The question throughout the drama has been whether Randolph’s purported sins should cost him his job. I have only been able to look at the evidence before me. At this point, it is little different from the same things I have been hearing for 15-odd years, supplemented by a few emails from past parents who saw in a new school district administration a fresh opportunity to take the man down. There were some rumblings about the booster club, but a district official, I am told, said there were no lingering issues there at a parents’ meeting after his resignation. Opacity denies us closure. The late-stage pandemic further removed any drama from the final act; I expect the school district is all too pleased its meetings are still on Zoom, depriving us of the board room drama that erupted last time around. At some point, the district will, hopefully, comply with the data requests made by the media regarding the complaints against Randolph, and we may learn from the source material if there is anything truly salacious within them. Until then, we are left in a cloud of doubt, sorting through stories that call him the most powerful influence on the lives of some and a source of misery for others, struggling to reconcile the fact that both can be true.
In the moments when hockey has seemed to overwhelm other commitments in my life, I’ve often stopped to wonder why I, a Duluth East alumnus who never skated for the program and the owner of a rich and satisfying life beyond hockey, became such a devoted follower of this sport at this level. The reason, I think, circles back to Mike Randolph: not necessarily to the man himself, but to the idea behind this sometimes brilliant, sometimes intimidating, sometimes flawed human. Life roughed up Randolph in his early years, a tale he told in his final statement: limited resources, his father’s stroke, the care he received from his own high school coach. He bypassed many other roads to wed himself to the little corner of the world that made him, a place where he saw an opportunity and pour out his soul for over three decades. He wrote himself into the lore of a Minnesota tradition and took none of it for granted, scrapping every step of the way, always demanding more.

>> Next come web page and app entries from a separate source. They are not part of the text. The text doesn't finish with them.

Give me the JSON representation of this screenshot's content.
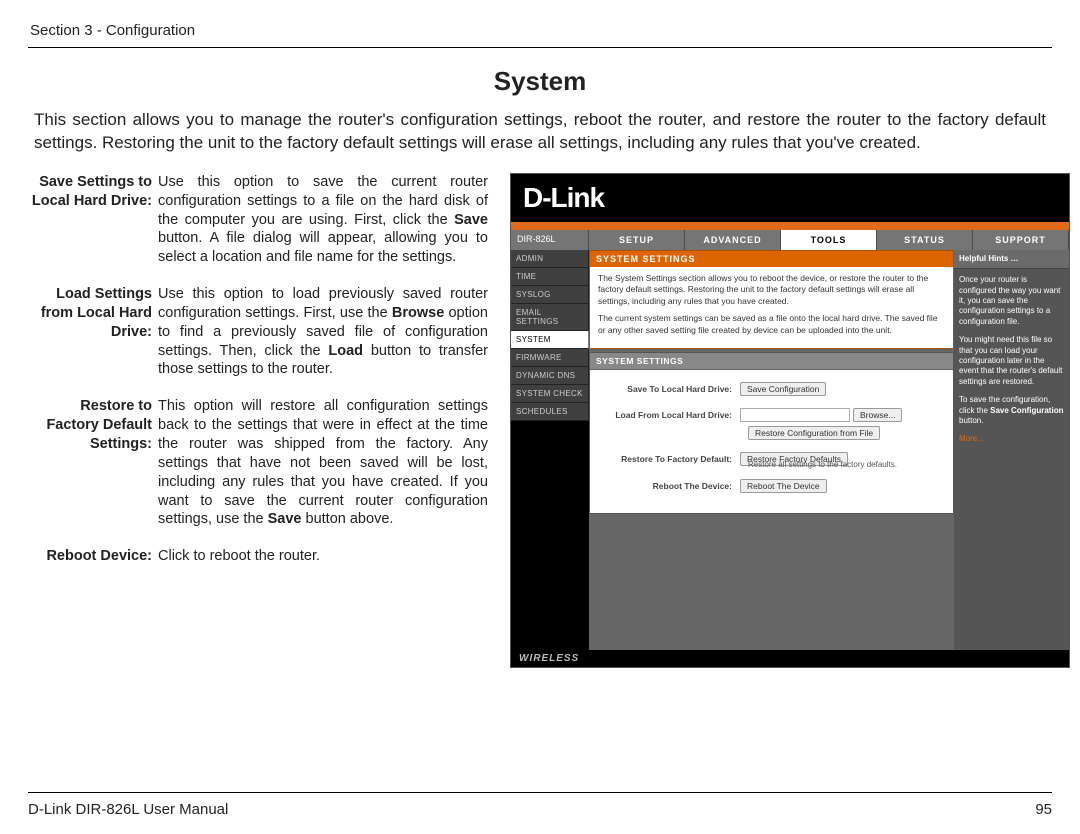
{
  "header": {
    "section": "Section 3 - Configuration"
  },
  "title": "System",
  "intro": "This section allows you to manage the router's configuration settings, reboot the router, and restore the router to the factory default settings. Restoring the unit to the factory default settings will erase all settings, including any rules that you've created.",
  "defs": {
    "save": {
      "label": "Save Settings to\nLocal Hard Drive:",
      "text_pre": "Use this option to save the current router configuration settings to a file on the hard disk of the computer you are using. First, click the ",
      "bold": "Save",
      "text_post": " button. A file dialog will appear, allowing you to select a location and file name for the settings."
    },
    "load": {
      "label": "Load Settings\nfrom Local Hard\nDrive:",
      "text_pre": "Use this option to load previously saved router configuration settings. First, use the ",
      "bold1": "Browse",
      "mid": " option to find a previously saved file of configuration settings. Then, click the ",
      "bold2": "Load",
      "text_post": " button to transfer those settings to the router."
    },
    "restore": {
      "label": "Restore to\nFactory Default\nSettings:",
      "text_pre": "This option will restore all configuration settings back to the settings that were in effect at the time the router was shipped from the factory. Any settings that have not been saved will be lost, including any rules that you have created. If you want to save the current router configuration settings, use the ",
      "bold": "Save",
      "text_post": " button above."
    },
    "reboot": {
      "label": "Reboot Device:",
      "text": "Click to reboot the router."
    }
  },
  "router": {
    "brand": "D-Link",
    "product": "DIR-826L",
    "tabs": {
      "setup": "SETUP",
      "advanced": "ADVANCED",
      "tools": "TOOLS",
      "status": "STATUS",
      "support": "SUPPORT"
    },
    "side": {
      "admin": "ADMIN",
      "time": "TIME",
      "syslog": "SYSLOG",
      "email": "EMAIL SETTINGS",
      "system": "SYSTEM",
      "firmware": "FIRMWARE",
      "ddns": "DYNAMIC DNS",
      "syscheck": "SYSTEM CHECK",
      "schedules": "SCHEDULES"
    },
    "panel": {
      "title": "SYSTEM SETTINGS",
      "desc1": "The System Settings section allows you to reboot the device, or restore the router to the factory default settings. Restoring the unit to the factory default settings will erase all settings, including any rules that you have created.",
      "desc2": "The current system settings can be saved as a file onto the local hard drive. The saved file or any other saved setting file created by device can be uploaded into the unit.",
      "section_title": "SYSTEM SETTINGS",
      "save_label": "Save To Local Hard Drive:",
      "save_btn": "Save Configuration",
      "load_label": "Load From Local Hard Drive:",
      "browse_btn": "Browse...",
      "restore_conf_btn": "Restore Configuration from File",
      "restore_label": "Restore To Factory Default:",
      "restore_btn": "Restore Factory Defaults",
      "restore_note": "Restore all settings to the factory defaults.",
      "reboot_label": "Reboot The Device:",
      "reboot_btn": "Reboot The Device"
    },
    "hints": {
      "title": "Helpful Hints …",
      "p1": "Once your router is configured the way you want it, you can save the configuration settings to a configuration file.",
      "p2_a": "You might need this file so that you can load your configuration later in the event that the router's default settings are restored.",
      "p3_a": "To save the configuration, click the ",
      "p3_bold": "Save Configuration",
      "p3_b": " button.",
      "more": "More…"
    },
    "wireless": "WIRELESS"
  },
  "footer": {
    "left": "D-Link DIR-826L User Manual",
    "right": "95"
  }
}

Perhaps he erred along the way; perhaps his ambition at times took him too far. But the idea he stood for, that glimmer of the worthy pursuit: that lodged in the mind of more than a few teenage strivers in need of some discipline, some fuel for the drive.

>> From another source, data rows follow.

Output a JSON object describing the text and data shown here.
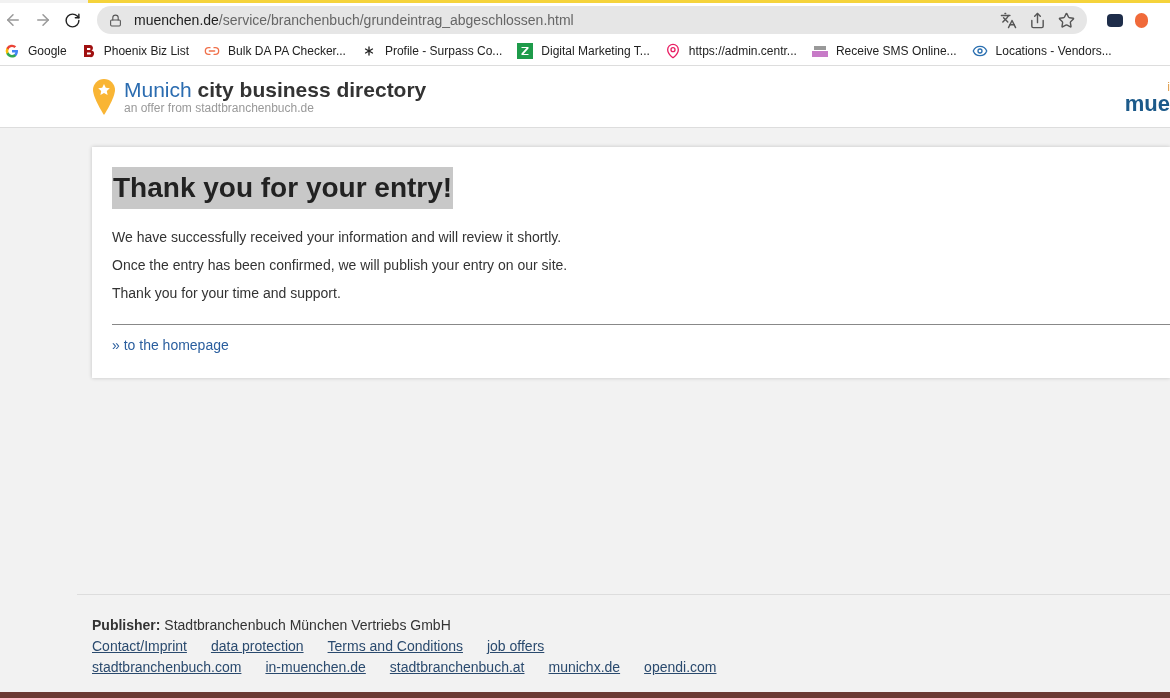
{
  "browser": {
    "url_host": "muenchen.de",
    "url_path": "/service/branchenbuch/grundeintrag_abgeschlossen.html"
  },
  "bookmarks": [
    {
      "label": "Google",
      "kind": "google"
    },
    {
      "label": "Phoenix Biz List",
      "kind": "b"
    },
    {
      "label": "Bulk DA PA Checker...",
      "kind": "link"
    },
    {
      "label": "Profile - Surpass Co...",
      "kind": "asterisk"
    },
    {
      "label": "Digital Marketing T...",
      "kind": "z"
    },
    {
      "label": "https://admin.centr...",
      "kind": "pin"
    },
    {
      "label": "Receive SMS Online...",
      "kind": "sms"
    },
    {
      "label": "Locations - Vendors...",
      "kind": "eye"
    }
  ],
  "header": {
    "title_city": "Munich",
    "title_rest": "city business directory",
    "subtitle": "an offer from stadtbranchenbuch.de",
    "corner_letter": "i",
    "corner_logo": "mue"
  },
  "card": {
    "heading": "Thank you for your entry!",
    "paragraphs": [
      "We have successfully received your information and will review it shortly.",
      "Once the entry has been confirmed, we will publish your entry on our site.",
      "Thank you for your time and support."
    ],
    "link": "» to the homepage"
  },
  "footer": {
    "publisher_label": "Publisher:",
    "publisher": "Stadtbranchenbuch München Vertriebs GmbH",
    "links": [
      "Contact/Imprint",
      "data protection",
      "Terms and Conditions",
      "job offers"
    ],
    "sites": [
      "stadtbranchenbuch.com",
      "in-muenchen.de",
      "stadtbranchenbuch.at",
      "munichx.de",
      "opendi.com"
    ]
  }
}
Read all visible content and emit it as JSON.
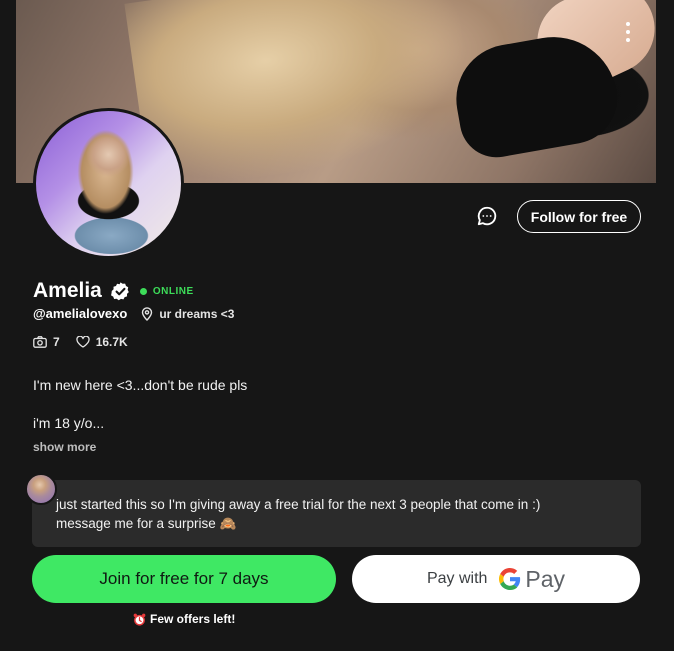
{
  "profile": {
    "name": "Amelia",
    "status": "ONLINE",
    "handle": "@amelialovexo",
    "location": "ur dreams <3",
    "stats": {
      "media_count": "7",
      "likes": "16.7K"
    },
    "bio_lines": [
      "I'm new here <3...don't be rude pls",
      "i'm 18 y/o..."
    ],
    "show_more": "show more"
  },
  "actions": {
    "follow_label": "Follow for free"
  },
  "message": {
    "line1": "just started this so I'm giving away a free trial for the next 3 people that come in :)",
    "line2": "message me for a surprise 🙈"
  },
  "cta": {
    "join_label": "Join for free for 7 days",
    "gpay_prefix": "Pay with",
    "gpay_word": "Pay",
    "few_offers": "Few offers left!"
  },
  "colors": {
    "accent_green": "#3fe864",
    "online_green": "#3ddc59",
    "background": "#161616"
  },
  "icons": [
    "more-vertical-icon",
    "chat-bubble-icon",
    "verified-badge-icon",
    "location-pin-icon",
    "camera-icon",
    "heart-icon",
    "google-g-icon",
    "alarm-clock-icon"
  ]
}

Thanks for the memories, coach. The young men you formed include a few who never even played for you.